Element data from apps and pages
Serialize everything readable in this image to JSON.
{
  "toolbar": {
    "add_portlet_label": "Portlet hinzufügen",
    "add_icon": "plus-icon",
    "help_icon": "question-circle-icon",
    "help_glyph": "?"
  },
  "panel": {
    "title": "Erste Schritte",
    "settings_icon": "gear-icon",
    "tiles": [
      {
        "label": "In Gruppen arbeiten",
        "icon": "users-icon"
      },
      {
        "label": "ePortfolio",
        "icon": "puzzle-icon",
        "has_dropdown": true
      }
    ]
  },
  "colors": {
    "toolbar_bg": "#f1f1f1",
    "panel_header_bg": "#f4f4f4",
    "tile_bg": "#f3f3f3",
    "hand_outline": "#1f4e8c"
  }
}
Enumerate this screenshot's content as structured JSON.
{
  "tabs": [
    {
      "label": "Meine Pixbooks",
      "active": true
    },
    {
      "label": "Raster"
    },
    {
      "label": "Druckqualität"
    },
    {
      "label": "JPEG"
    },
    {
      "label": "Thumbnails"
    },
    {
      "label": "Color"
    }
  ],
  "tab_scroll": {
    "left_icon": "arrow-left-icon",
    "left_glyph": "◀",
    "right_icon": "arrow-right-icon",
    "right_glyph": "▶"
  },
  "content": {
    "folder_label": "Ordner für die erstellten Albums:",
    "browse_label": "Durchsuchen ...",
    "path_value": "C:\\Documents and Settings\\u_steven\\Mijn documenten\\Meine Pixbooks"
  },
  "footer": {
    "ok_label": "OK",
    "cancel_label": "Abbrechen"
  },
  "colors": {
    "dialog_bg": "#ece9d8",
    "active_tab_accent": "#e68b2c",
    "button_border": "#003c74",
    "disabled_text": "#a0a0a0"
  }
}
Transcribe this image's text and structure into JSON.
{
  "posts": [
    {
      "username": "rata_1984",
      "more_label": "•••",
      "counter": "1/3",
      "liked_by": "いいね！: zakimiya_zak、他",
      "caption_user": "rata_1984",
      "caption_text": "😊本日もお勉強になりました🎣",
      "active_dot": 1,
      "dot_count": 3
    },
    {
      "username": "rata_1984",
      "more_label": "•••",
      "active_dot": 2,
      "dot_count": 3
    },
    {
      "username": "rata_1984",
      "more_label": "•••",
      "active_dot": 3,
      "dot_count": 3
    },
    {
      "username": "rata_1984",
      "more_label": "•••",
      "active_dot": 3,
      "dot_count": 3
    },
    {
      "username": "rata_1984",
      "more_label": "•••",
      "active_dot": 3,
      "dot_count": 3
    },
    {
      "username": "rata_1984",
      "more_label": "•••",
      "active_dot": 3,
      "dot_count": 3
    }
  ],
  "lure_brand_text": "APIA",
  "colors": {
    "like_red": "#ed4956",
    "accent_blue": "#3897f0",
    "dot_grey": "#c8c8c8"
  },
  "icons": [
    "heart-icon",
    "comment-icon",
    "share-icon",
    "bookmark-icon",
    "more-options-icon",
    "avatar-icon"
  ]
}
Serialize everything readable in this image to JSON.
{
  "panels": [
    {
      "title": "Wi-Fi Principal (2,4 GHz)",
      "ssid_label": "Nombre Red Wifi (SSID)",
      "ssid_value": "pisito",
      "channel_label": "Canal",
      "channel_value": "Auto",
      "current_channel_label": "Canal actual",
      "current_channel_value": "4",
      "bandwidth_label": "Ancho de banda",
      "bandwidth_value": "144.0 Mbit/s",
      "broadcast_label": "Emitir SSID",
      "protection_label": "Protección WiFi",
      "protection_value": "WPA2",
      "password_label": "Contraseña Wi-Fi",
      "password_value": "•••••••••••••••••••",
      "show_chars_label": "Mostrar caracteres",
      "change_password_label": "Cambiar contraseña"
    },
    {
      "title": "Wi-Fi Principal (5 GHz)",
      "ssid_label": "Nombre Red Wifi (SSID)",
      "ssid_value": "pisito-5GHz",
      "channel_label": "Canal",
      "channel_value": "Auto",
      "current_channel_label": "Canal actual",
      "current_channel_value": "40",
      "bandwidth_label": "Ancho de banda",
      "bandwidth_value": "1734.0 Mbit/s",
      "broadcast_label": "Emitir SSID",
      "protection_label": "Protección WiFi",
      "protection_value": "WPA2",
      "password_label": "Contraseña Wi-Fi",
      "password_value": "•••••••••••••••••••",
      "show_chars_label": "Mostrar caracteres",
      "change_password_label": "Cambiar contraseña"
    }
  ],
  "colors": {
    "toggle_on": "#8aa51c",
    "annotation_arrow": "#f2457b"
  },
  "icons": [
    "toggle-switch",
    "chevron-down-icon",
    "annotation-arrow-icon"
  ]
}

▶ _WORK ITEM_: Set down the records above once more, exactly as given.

▶ _COMPLETED EXERCISE_:
Serialize everything readable in this image to JSON.
{
  "toolbar": {
    "add_portlet_label": "Portlet hinzufügen",
    "add_icon": "plus-icon",
    "help_icon": "question-circle-icon",
    "help_glyph": "?"
  },
  "panel": {
    "title": "Erste Schritte",
    "settings_icon": "gear-icon",
    "tiles": [
      {
        "label": "In Gruppen arbeiten",
        "icon": "users-icon"
      },
      {
        "label": "ePortfolio",
        "icon": "puzzle-icon",
        "has_dropdown": true
      }
    ]
  },
  "colors": {
    "toolbar_bg": "#f1f1f1",
    "panel_header_bg": "#f4f4f4",
    "tile_bg": "#f3f3f3",
    "hand_outline": "#1f4e8c"
  }
}
Enumerate this screenshot's content as structured JSON.
{
  "tabs": [
    {
      "label": "Meine Pixbooks",
      "active": true
    },
    {
      "label": "Raster"
    },
    {
      "label": "Druckqualität"
    },
    {
      "label": "JPEG"
    },
    {
      "label": "Thumbnails"
    },
    {
      "label": "Color"
    }
  ],
  "tab_scroll": {
    "left_icon": "arrow-left-icon",
    "left_glyph": "◀",
    "right_icon": "arrow-right-icon",
    "right_glyph": "▶"
  },
  "content": {
    "folder_label": "Ordner für die erstellten Albums:",
    "browse_label": "Durchsuchen ...",
    "path_value": "C:\\Documents and Settings\\u_steven\\Mijn documenten\\Meine Pixbooks"
  },
  "footer": {
    "ok_label": "OK",
    "cancel_label": "Abbrechen"
  },
  "colors": {
    "dialog_bg": "#ece9d8",
    "active_tab_accent": "#e68b2c",
    "button_border": "#003c74",
    "disabled_text": "#a0a0a0"
  }
}
Transcribe this image's text and structure into JSON.
{
  "posts": [
    {
      "username": "rata_1984",
      "more_label": "•••",
      "counter": "1/3",
      "liked_by": "いいね！: zakimiya_zak、他",
      "caption_user": "rata_1984",
      "caption_text": "😊本日もお勉強になりました🎣",
      "active_dot": 1,
      "dot_count": 3
    },
    {
      "username": "rata_1984",
      "more_label": "•••",
      "active_dot": 2,
      "dot_count": 3
    },
    {
      "username": "rata_1984",
      "more_label": "•••",
      "active_dot": 3,
      "dot_count": 3
    },
    {
      "username": "rata_1984",
      "more_label": "•••",
      "active_dot": 3,
      "dot_count": 3
    },
    {
      "username": "rata_1984",
      "more_label": "•••",
      "active_dot": 3,
      "dot_count": 3
    },
    {
      "username": "rata_1984",
      "more_label": "•••",
      "active_dot": 3,
      "dot_count": 3
    }
  ],
  "lure_brand_text": "APIA",
  "colors": {
    "like_red": "#ed4956",
    "accent_blue": "#3897f0",
    "dot_grey": "#c8c8c8"
  },
  "icons": [
    "heart-icon",
    "comment-icon",
    "share-icon",
    "bookmark-icon",
    "more-options-icon",
    "avatar-icon"
  ]
}
Serialize everything readable in this image to JSON.
{
  "panels": [
    {
      "title": "Wi-Fi Principal (2,4 GHz)",
      "ssid_label": "Nombre Red Wifi (SSID)",
      "ssid_value": "pisito",
      "channel_label": "Canal",
      "channel_value": "Auto",
      "current_channel_label": "Canal actual",
      "current_channel_value": "4",
      "bandwidth_label": "Ancho de banda",
      "bandwidth_value": "144.0 Mbit/s",
      "broadcast_label": "Emitir SSID",
      "protection_label": "Protección WiFi",
      "protection_value": "WPA2",
      "password_label": "Contraseña Wi-Fi",
      "password_value": "•••••••••••••••••••",
      "show_chars_label": "Mostrar caracteres",
      "change_password_label": "Cambiar contraseña"
    },
    {
      "title": "Wi-Fi Principal (5 GHz)",
      "ssid_label": "Nombre Red Wifi (SSID)",
      "ssid_value": "pisito-5GHz",
      "channel_label": "Canal",
      "channel_value": "Auto",
      "current_channel_label": "Canal actual",
      "current_channel_value": "40",
      "bandwidth_label": "Ancho de banda",
      "bandwidth_value": "1734.0 Mbit/s",
      "broadcast_label": "Emitir SSID",
      "protection_label": "Protección WiFi",
      "protection_value": "WPA2",
      "password_label": "Contraseña Wi-Fi",
      "password_value": "•••••••••••••••••••",
      "show_chars_label": "Mostrar caracteres",
      "change_password_label": "Cambiar contraseña"
    }
  ],
  "colors": {
    "toggle_on": "#8aa51c",
    "annotation_arrow": "#f2457b"
  },
  "icons": [
    "toggle-switch",
    "chevron-down-icon",
    "annotation-arrow-icon"
  ]
}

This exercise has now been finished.